▸ ACTION ITEM
When the word "JSON" appears in a line of the data below, list that line.

[Opening DATA FOR THIS EXERCISE section]

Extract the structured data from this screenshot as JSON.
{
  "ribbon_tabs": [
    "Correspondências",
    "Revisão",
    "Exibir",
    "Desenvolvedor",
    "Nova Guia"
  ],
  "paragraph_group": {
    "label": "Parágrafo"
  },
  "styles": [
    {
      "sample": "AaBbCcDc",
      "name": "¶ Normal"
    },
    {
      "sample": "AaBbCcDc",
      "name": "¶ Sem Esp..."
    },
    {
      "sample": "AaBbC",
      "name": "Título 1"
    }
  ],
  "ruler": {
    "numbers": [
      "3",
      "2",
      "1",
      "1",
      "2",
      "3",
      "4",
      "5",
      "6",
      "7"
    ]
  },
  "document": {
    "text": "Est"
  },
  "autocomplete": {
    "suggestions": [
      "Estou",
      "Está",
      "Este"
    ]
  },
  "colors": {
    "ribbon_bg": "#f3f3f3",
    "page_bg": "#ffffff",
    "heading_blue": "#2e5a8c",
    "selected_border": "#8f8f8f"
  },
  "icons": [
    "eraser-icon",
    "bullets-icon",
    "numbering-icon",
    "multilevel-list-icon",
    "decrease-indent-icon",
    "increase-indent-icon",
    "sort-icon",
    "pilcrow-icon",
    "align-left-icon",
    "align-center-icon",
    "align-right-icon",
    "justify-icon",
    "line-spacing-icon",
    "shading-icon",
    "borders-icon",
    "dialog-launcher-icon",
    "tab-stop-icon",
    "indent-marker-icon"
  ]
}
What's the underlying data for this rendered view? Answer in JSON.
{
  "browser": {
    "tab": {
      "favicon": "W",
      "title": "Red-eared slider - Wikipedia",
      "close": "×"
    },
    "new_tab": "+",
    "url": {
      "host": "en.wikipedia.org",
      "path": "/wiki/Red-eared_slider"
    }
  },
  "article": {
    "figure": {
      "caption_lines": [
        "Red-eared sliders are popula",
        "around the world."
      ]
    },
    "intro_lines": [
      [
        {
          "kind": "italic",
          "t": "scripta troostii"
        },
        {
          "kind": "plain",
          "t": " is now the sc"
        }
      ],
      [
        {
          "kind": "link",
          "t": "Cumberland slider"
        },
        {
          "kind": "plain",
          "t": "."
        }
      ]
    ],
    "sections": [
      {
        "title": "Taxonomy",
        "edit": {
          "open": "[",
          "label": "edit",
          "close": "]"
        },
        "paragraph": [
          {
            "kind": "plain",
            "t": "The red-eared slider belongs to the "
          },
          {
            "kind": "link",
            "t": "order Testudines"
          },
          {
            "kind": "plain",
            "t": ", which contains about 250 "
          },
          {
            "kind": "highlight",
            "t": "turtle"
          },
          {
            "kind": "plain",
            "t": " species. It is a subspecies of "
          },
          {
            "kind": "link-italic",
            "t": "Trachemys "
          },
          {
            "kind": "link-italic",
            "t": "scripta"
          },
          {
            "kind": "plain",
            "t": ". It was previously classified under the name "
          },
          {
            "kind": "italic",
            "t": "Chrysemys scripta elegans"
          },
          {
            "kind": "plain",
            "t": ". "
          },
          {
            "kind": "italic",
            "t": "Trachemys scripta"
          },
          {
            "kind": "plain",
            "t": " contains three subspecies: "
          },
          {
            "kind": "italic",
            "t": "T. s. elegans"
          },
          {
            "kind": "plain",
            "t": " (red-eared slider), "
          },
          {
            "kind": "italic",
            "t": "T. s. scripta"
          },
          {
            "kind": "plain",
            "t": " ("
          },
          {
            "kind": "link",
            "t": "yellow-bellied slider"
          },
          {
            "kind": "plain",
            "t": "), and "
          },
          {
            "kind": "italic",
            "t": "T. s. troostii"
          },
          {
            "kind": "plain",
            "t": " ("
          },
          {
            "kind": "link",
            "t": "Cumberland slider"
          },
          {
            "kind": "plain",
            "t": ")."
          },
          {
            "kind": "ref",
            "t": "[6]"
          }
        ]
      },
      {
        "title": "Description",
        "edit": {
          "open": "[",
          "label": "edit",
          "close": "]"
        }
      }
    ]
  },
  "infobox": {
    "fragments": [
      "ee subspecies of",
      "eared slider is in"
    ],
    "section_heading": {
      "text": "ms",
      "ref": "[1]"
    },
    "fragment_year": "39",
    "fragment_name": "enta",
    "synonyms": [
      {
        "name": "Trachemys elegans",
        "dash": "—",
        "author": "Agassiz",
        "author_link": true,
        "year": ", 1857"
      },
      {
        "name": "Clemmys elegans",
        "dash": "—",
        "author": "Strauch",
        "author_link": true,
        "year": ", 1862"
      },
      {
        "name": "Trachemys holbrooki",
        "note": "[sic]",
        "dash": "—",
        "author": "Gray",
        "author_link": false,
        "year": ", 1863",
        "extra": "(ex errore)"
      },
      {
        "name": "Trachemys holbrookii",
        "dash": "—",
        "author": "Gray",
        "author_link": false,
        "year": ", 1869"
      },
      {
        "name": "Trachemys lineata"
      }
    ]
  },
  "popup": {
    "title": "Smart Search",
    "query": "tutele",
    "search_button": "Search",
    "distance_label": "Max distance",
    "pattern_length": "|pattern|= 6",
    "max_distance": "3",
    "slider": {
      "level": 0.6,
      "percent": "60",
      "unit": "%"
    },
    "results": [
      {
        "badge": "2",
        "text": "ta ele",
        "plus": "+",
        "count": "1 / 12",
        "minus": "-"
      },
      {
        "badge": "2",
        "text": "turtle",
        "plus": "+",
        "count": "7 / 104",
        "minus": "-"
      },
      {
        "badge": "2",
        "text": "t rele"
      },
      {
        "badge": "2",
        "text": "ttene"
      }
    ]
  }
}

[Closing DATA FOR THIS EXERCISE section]
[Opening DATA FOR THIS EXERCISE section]

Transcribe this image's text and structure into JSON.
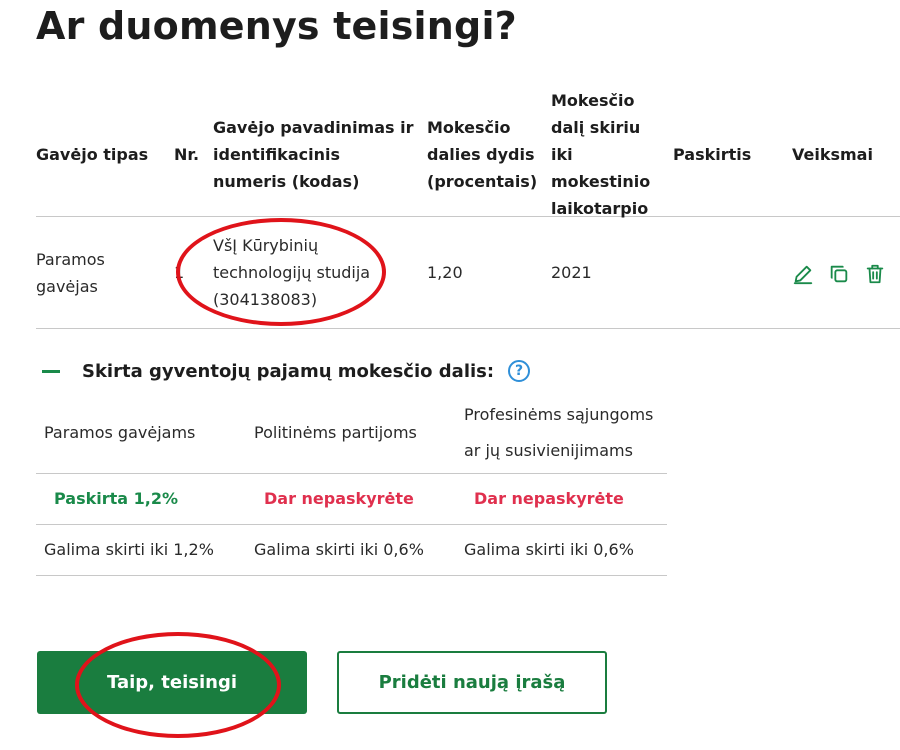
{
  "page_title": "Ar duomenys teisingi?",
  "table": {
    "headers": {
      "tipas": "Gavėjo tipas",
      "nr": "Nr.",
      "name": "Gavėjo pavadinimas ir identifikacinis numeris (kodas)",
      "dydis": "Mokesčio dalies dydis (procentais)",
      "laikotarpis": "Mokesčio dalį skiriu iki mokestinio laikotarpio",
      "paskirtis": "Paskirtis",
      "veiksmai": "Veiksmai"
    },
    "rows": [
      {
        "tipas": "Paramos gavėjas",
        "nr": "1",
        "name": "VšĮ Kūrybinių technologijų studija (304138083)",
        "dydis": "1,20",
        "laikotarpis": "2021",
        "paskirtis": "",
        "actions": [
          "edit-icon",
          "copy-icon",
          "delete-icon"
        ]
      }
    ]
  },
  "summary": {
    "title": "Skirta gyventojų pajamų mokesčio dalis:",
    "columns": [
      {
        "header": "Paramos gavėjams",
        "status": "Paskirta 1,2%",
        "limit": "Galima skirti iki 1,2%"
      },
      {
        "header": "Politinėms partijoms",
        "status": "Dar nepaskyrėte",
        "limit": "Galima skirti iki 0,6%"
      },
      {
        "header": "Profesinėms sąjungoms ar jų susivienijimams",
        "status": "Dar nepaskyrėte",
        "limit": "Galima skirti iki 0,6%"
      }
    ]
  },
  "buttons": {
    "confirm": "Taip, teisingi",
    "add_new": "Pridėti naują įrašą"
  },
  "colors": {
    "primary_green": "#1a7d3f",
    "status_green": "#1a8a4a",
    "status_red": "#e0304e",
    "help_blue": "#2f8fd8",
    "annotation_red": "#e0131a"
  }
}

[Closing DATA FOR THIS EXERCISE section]

▸ PROBLEM SOLUTION
Extract the structured data from this screenshot as JSON.
What's the underlying data for this rendered view? Answer in JSON.
Transcribe this image's text and structure into JSON.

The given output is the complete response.